## Problem requirements
The answer is all of the entries below, repeated exactly and free of pictures.

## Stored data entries
=== Begin Enclosure ===
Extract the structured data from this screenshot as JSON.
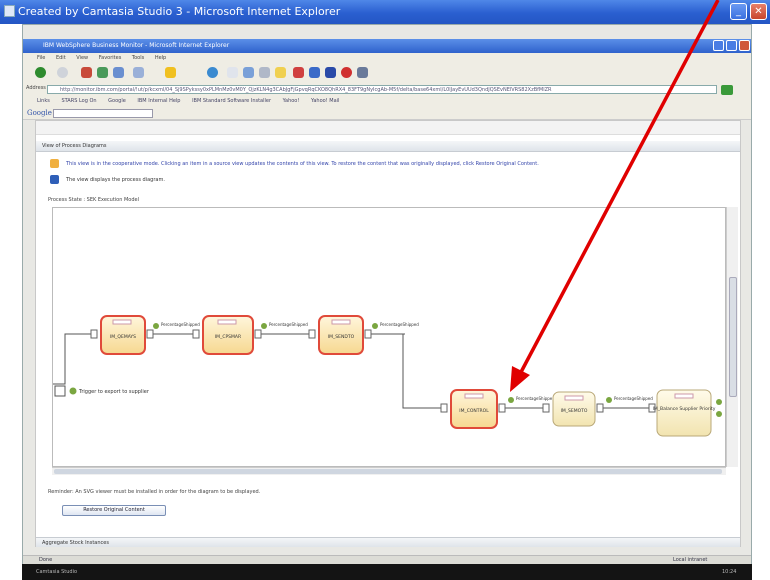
{
  "outer_window": {
    "title": "Created by Camtasia Studio 3 - Microsoft Internet Explorer"
  },
  "browser": {
    "title": "IBM WebSphere Business Monitor - Microsoft Internet Explorer",
    "menu": [
      "File",
      "Edit",
      "View",
      "Favorites",
      "Tools",
      "Help"
    ],
    "address_label": "Address",
    "address_url": "http://monitor.ibm.com/portal/!ut/p/kcxml/04_Sj9SPykssy0xPLMnMz0vM0Y_QjzKLN4g3CAbJgFjGpvqRqCKO8QhRX4_83FT9gNyIcgAb-M5f/delta/base64xml/L0lJayEvUUd3QndJQSEvNElVRS82XzBfMlZR",
    "links": [
      "Links",
      "STARS Log On",
      "Google",
      "IBM Internal Help",
      "IBM Standard Software Installer",
      "Yahoo!",
      "Yahoo! Mail"
    ],
    "google_label": "Google"
  },
  "content": {
    "section_title": "View of Process Diagrams",
    "info_line_1": "This view is in the cooperative mode. Clicking an item in a source view updates the contents of this view. To restore the content that was originally displayed, click Restore Original Content.",
    "info_line_2": "The view displays the process diagram.",
    "process_state": "Process State : SEK Execution Model",
    "reminder": "Reminder: An SVG viewer must be installed in order for the diagram to be displayed.",
    "restore_button": "Restore Original Content",
    "aggregate_title": "Aggregate Stock Instances"
  },
  "diagram": {
    "nodes": [
      {
        "label": "IM_QEMAYS"
      },
      {
        "label": "IM_CPSMAR"
      },
      {
        "label": "IM_SENDTO"
      },
      {
        "label": "IM_CONTROL"
      },
      {
        "label": "IM_SEMOTO"
      },
      {
        "label": "IM_Balance Supplier Priority"
      }
    ],
    "connector_labels": [
      "PercentageShipped",
      "PercentageShipped",
      "PercentageShipped",
      "PercentageShipped",
      "PercentageShipped"
    ],
    "start_label": "Trigger to export to supplier"
  },
  "status": {
    "left": "Done",
    "zone": "Local intranet"
  },
  "taskbar": {
    "app": "Camtasia Studio",
    "clock": "10:24"
  },
  "colors": {
    "node_fill_highlight": "#fbe3a8",
    "node_border_highlight": "#e04a3a",
    "node_fill_normal": "#fbf1c8",
    "arrow": "#e00000"
  }
}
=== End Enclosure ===
## Written solution
Extract the structured data from this screenshot as JSON.
{
  "outer_window": {
    "title": "Created by Camtasia Studio 3 - Microsoft Internet Explorer"
  },
  "browser": {
    "title": "IBM WebSphere Business Monitor - Microsoft Internet Explorer",
    "menu": [
      "File",
      "Edit",
      "View",
      "Favorites",
      "Tools",
      "Help"
    ],
    "address_label": "Address",
    "address_url": "http://monitor.ibm.com/portal/!ut/p/kcxml/04_Sj9SPykssy0xPLMnMz0vM0Y_QjzKLN4g3CAbJgFjGpvqRqCKO8QhRX4_83FT9gNyIcgAb-M5f/delta/base64xml/L0lJayEvUUd3QndJQSEvNElVRS82XzBfMlZR",
    "links": [
      "Links",
      "STARS Log On",
      "Google",
      "IBM Internal Help",
      "IBM Standard Software Installer",
      "Yahoo!",
      "Yahoo! Mail"
    ],
    "google_label": "Google"
  },
  "content": {
    "section_title": "View of Process Diagrams",
    "info_line_1": "This view is in the cooperative mode. Clicking an item in a source view updates the contents of this view. To restore the content that was originally displayed, click Restore Original Content.",
    "info_line_2": "The view displays the process diagram.",
    "process_state": "Process State : SEK Execution Model",
    "reminder": "Reminder: An SVG viewer must be installed in order for the diagram to be displayed.",
    "restore_button": "Restore Original Content",
    "aggregate_title": "Aggregate Stock Instances"
  },
  "diagram": {
    "nodes": [
      {
        "label": "IM_QEMAYS"
      },
      {
        "label": "IM_CPSMAR"
      },
      {
        "label": "IM_SENDTO"
      },
      {
        "label": "IM_CONTROL"
      },
      {
        "label": "IM_SEMOTO"
      },
      {
        "label": "IM_Balance Supplier Priority"
      }
    ],
    "connector_labels": [
      "PercentageShipped",
      "PercentageShipped",
      "PercentageShipped",
      "PercentageShipped",
      "PercentageShipped"
    ],
    "start_label": "Trigger to export to supplier"
  },
  "status": {
    "left": "Done",
    "zone": "Local intranet"
  },
  "taskbar": {
    "app": "Camtasia Studio",
    "clock": "10:24"
  },
  "colors": {
    "node_fill_highlight": "#fbe3a8",
    "node_border_highlight": "#e04a3a",
    "node_fill_normal": "#fbf1c8",
    "arrow": "#e00000"
  }
}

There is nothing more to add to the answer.